Now Your See Me

Now Your See Me

Archie Gets Better

Last Friday, Archie Comics released a series of comic strips around LGBTQ acceptance for National Coming Out Day.

Archie actually introduced it's first gay character in 2010!

Read more on NewNowNext

Representation Matters.

Why is it so important that Archie has LGBTQ characters and how does that affect Kalamos?

Sexual health disparities are largely about access. Because these access gaps disproportionately affect gender and sexual minorities, sexual health is deeply interwoven with queer culture. When media features diverse characters, it allows us to see ourselves in their shoes, to achieve what they achieve.

When queer representation crosses over into mainstream culture, it also allows the majority to understand and accept the unfamiliar. Coming out may not seem directly correlated to sexual health, but it's the exact kind of conversation we must have to achieve equity in care.

By showcasing a spectrum of characters, from straight cisgender to gay, trans, etc., the Archie comics are normalizing conversations previously treated as taboo. These may feel like baby steps, but also it's important to normalize tolerance by the heterosexual community.
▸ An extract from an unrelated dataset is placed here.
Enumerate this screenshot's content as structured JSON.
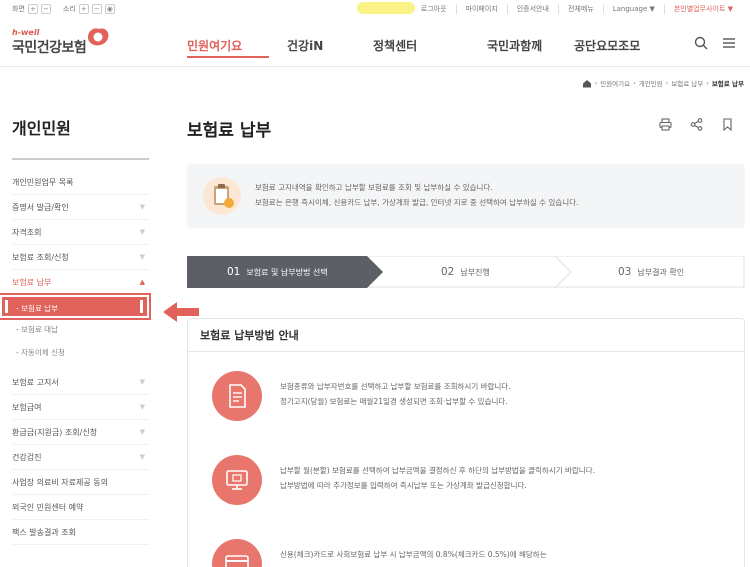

The easier it is to casually talk about our identities, the easier it is to get competent care.

Live Queerly.

Sam Smith, singer/songwriter extraordinaire, wrote a deeply personal essay about his journey to self-acceptance in this month's Attitude.

"My suits started to feel like straitjackets and my head started to feel more and more like a prison.”
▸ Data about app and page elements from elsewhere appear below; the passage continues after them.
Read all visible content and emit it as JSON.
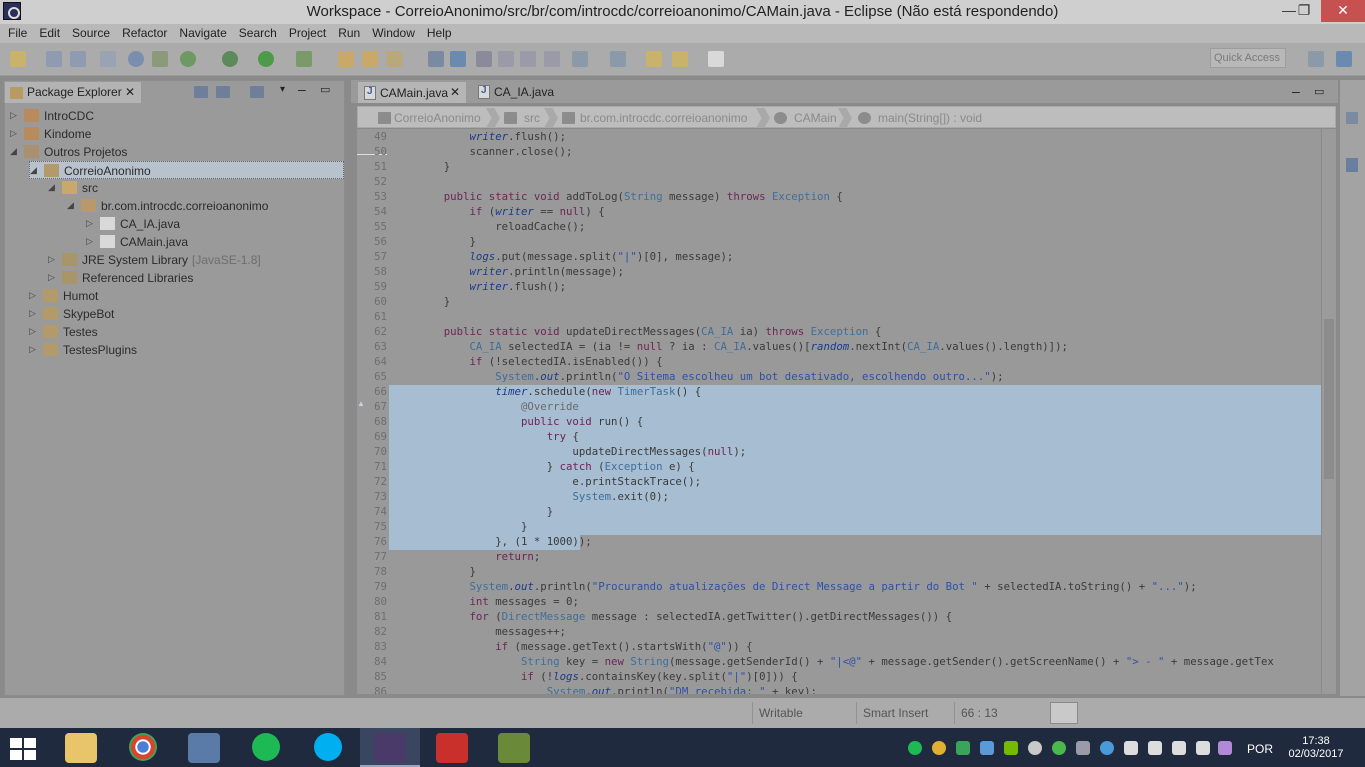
{
  "window": {
    "title": "Workspace - CorreioAnonimo/src/br/com/introcdc/correioanonimo/CAMain.java - Eclipse (Não está respondendo)"
  },
  "menu": [
    "File",
    "Edit",
    "Source",
    "Refactor",
    "Navigate",
    "Search",
    "Project",
    "Run",
    "Window",
    "Help"
  ],
  "toolbar": {
    "quick_access_placeholder": "Quick Access"
  },
  "package_explorer": {
    "tab_label": "Package Explorer",
    "tree": [
      {
        "label": "IntroCDC",
        "decoration": "",
        "twisty": "▷",
        "depth": 0,
        "icon": "project-icon"
      },
      {
        "label": "Kindome",
        "decoration": "",
        "twisty": "▷",
        "depth": 0,
        "icon": "project-icon"
      },
      {
        "label": "Outros Projetos",
        "decoration": "",
        "twisty": "◢",
        "depth": 0,
        "icon": "working-set-icon"
      },
      {
        "label": "CorreioAnonimo",
        "decoration": "",
        "twisty": "◢",
        "depth": 1,
        "icon": "java-project-icon",
        "selected": true
      },
      {
        "label": "src",
        "decoration": "",
        "twisty": "◢",
        "depth": 2,
        "icon": "source-folder-icon"
      },
      {
        "label": "br.com.introcdc.correioanonimo",
        "decoration": "",
        "twisty": "◢",
        "depth": 3,
        "icon": "package-icon"
      },
      {
        "label": "CA_IA.java",
        "decoration": "",
        "twisty": "▷",
        "depth": 4,
        "icon": "java-file-icon"
      },
      {
        "label": "CAMain.java",
        "decoration": "",
        "twisty": "▷",
        "depth": 4,
        "icon": "java-file-icon"
      },
      {
        "label": "JRE System Library",
        "decoration": "[JavaSE-1.8]",
        "twisty": "▷",
        "depth": 2,
        "icon": "library-icon"
      },
      {
        "label": "Referenced Libraries",
        "decoration": "",
        "twisty": "▷",
        "depth": 2,
        "icon": "library-icon"
      },
      {
        "label": "Humot",
        "decoration": "",
        "twisty": "▷",
        "depth": 1,
        "icon": "java-project-icon"
      },
      {
        "label": "SkypeBot",
        "decoration": "",
        "twisty": "▷",
        "depth": 1,
        "icon": "java-project-icon"
      },
      {
        "label": "Testes",
        "decoration": "",
        "twisty": "▷",
        "depth": 1,
        "icon": "java-project-icon"
      },
      {
        "label": "TestesPlugins",
        "decoration": "",
        "twisty": "▷",
        "depth": 1,
        "icon": "java-project-icon"
      }
    ]
  },
  "editor": {
    "tabs": [
      {
        "label": "CAMain.java",
        "active": true
      },
      {
        "label": "CA_IA.java",
        "active": false
      }
    ],
    "breadcrumb": [
      "CorreioAnonimo",
      "src",
      "br.com.introcdc.correioanonimo",
      "CAMain",
      "main(String[]) : void"
    ],
    "lines": [
      {
        "n": "49",
        "code": "        writer.flush();"
      },
      {
        "n": "50",
        "code": "        scanner.close();"
      },
      {
        "n": "51",
        "code": "    }"
      },
      {
        "n": "52",
        "code": ""
      },
      {
        "n": "53",
        "code": "    public static void addToLog(String message) throws Exception {"
      },
      {
        "n": "54",
        "code": "        if (writer == null) {"
      },
      {
        "n": "55",
        "code": "            reloadCache();"
      },
      {
        "n": "56",
        "code": "        }"
      },
      {
        "n": "57",
        "code": "        logs.put(message.split(\"|\")[0], message);"
      },
      {
        "n": "58",
        "code": "        writer.println(message);"
      },
      {
        "n": "59",
        "code": "        writer.flush();"
      },
      {
        "n": "60",
        "code": "    }"
      },
      {
        "n": "61",
        "code": ""
      },
      {
        "n": "62",
        "code": "    public static void updateDirectMessages(CA_IA ia) throws Exception {"
      },
      {
        "n": "63",
        "code": "        CA_IA selectedIA = (ia != null ? ia : CA_IA.values()[random.nextInt(CA_IA.values().length)]);"
      },
      {
        "n": "64",
        "code": "        if (!selectedIA.isEnabled()) {"
      },
      {
        "n": "65",
        "code": "            System.out.println(\"O Sitema escolheu um bot desativado, escolhendo outro...\");"
      },
      {
        "n": "66",
        "code": "            timer.schedule(new TimerTask() {"
      },
      {
        "n": "67",
        "code": "                @Override"
      },
      {
        "n": "68",
        "code": "                public void run() {"
      },
      {
        "n": "69",
        "code": "                    try {"
      },
      {
        "n": "70",
        "code": "                        updateDirectMessages(null);"
      },
      {
        "n": "71",
        "code": "                    } catch (Exception e) {"
      },
      {
        "n": "72",
        "code": "                        e.printStackTrace();"
      },
      {
        "n": "73",
        "code": "                        System.exit(0);"
      },
      {
        "n": "74",
        "code": "                    }"
      },
      {
        "n": "75",
        "code": "                }"
      },
      {
        "n": "76",
        "code": "            }, (1 * 1000));"
      },
      {
        "n": "77",
        "code": "            return;"
      },
      {
        "n": "78",
        "code": "        }"
      },
      {
        "n": "79",
        "code": "        System.out.println(\"Procurando atualizações de Direct Message a partir do Bot \" + selectedIA.toString() + \"...\");"
      },
      {
        "n": "80",
        "code": "        int messages = 0;"
      },
      {
        "n": "81",
        "code": "        for (DirectMessage message : selectedIA.getTwitter().getDirectMessages()) {"
      },
      {
        "n": "82",
        "code": "            messages++;"
      },
      {
        "n": "83",
        "code": "            if (message.getText().startsWith(\"@\")) {"
      },
      {
        "n": "84",
        "code": "                String key = new String(message.getSenderId() + \"|<@\" + message.getSender().getScreenName() + \"> - \" + message.getTex"
      },
      {
        "n": "85",
        "code": "                if (!logs.containsKey(key.split(\"|\")[0])) {"
      },
      {
        "n": "86",
        "code": "                    System.out.println(\"DM recebida: \" + key);"
      }
    ]
  },
  "status": {
    "writable": "Writable",
    "insert_mode": "Smart Insert",
    "cursor": "66 : 13"
  },
  "taskbar": {
    "language": "POR",
    "time": "17:38",
    "date": "02/03/2017"
  },
  "colors": {
    "selection": "#a7bdd1",
    "keyword": "#6d2656",
    "taskbar": "#1f2a3e"
  }
}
His fears of rejection will resonate with any person who's been in the closet. What's most important is that he's demonstrating that there's life outside the closet, though I'm not sure we'll all be so lucky to be as glamorous as Sam.
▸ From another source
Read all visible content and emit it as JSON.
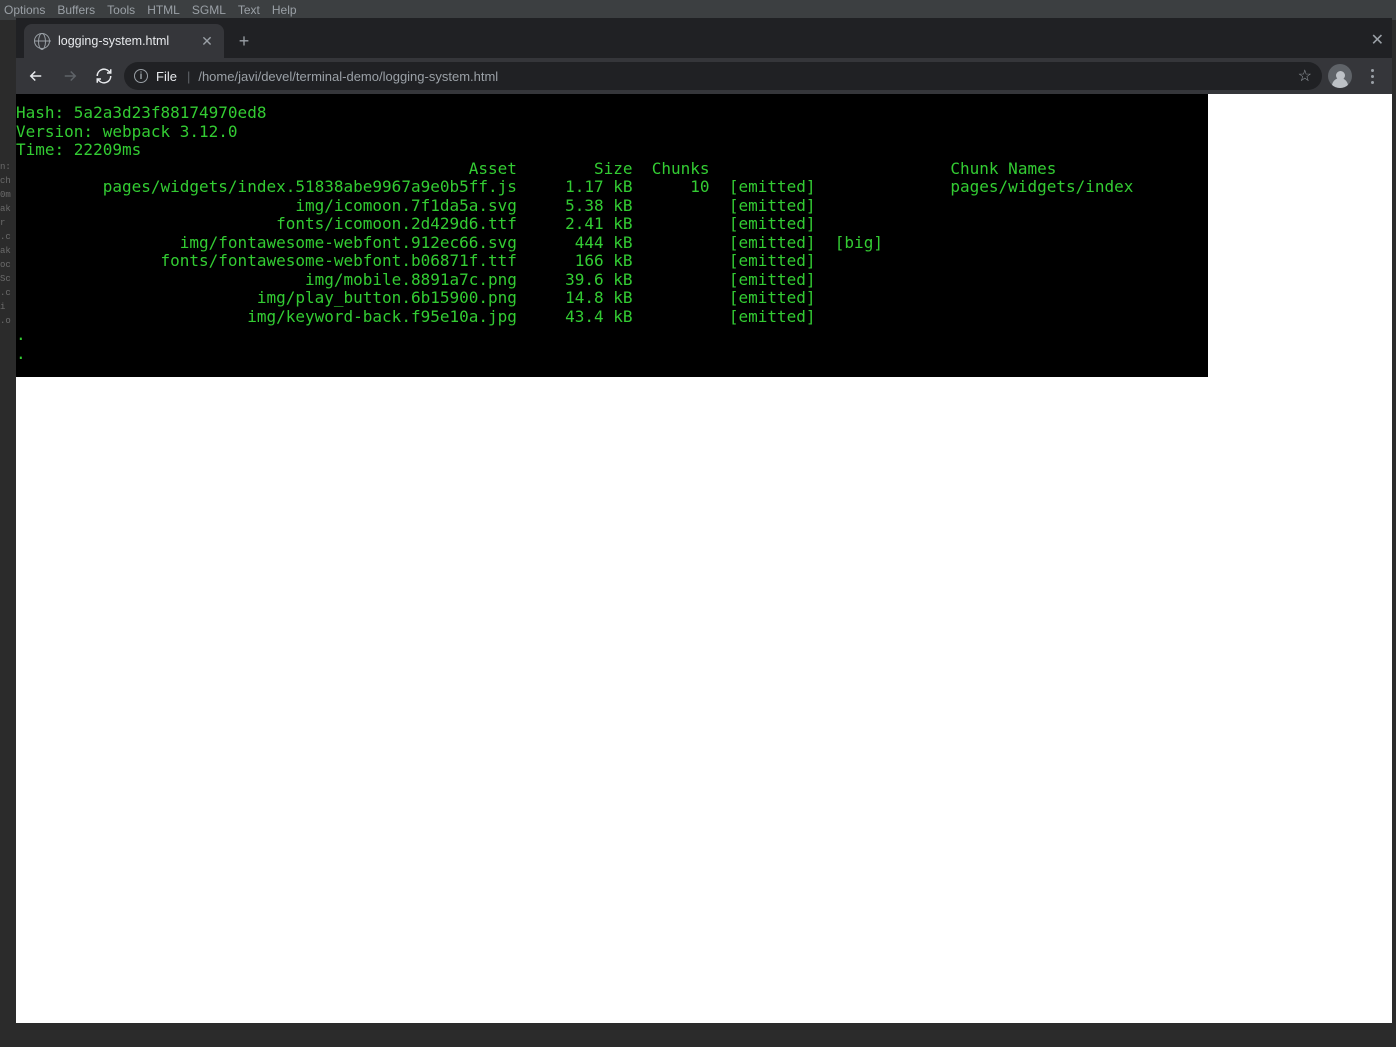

Sam Smith's recommendation to us all - "Live as loud and as querly as humanly possible".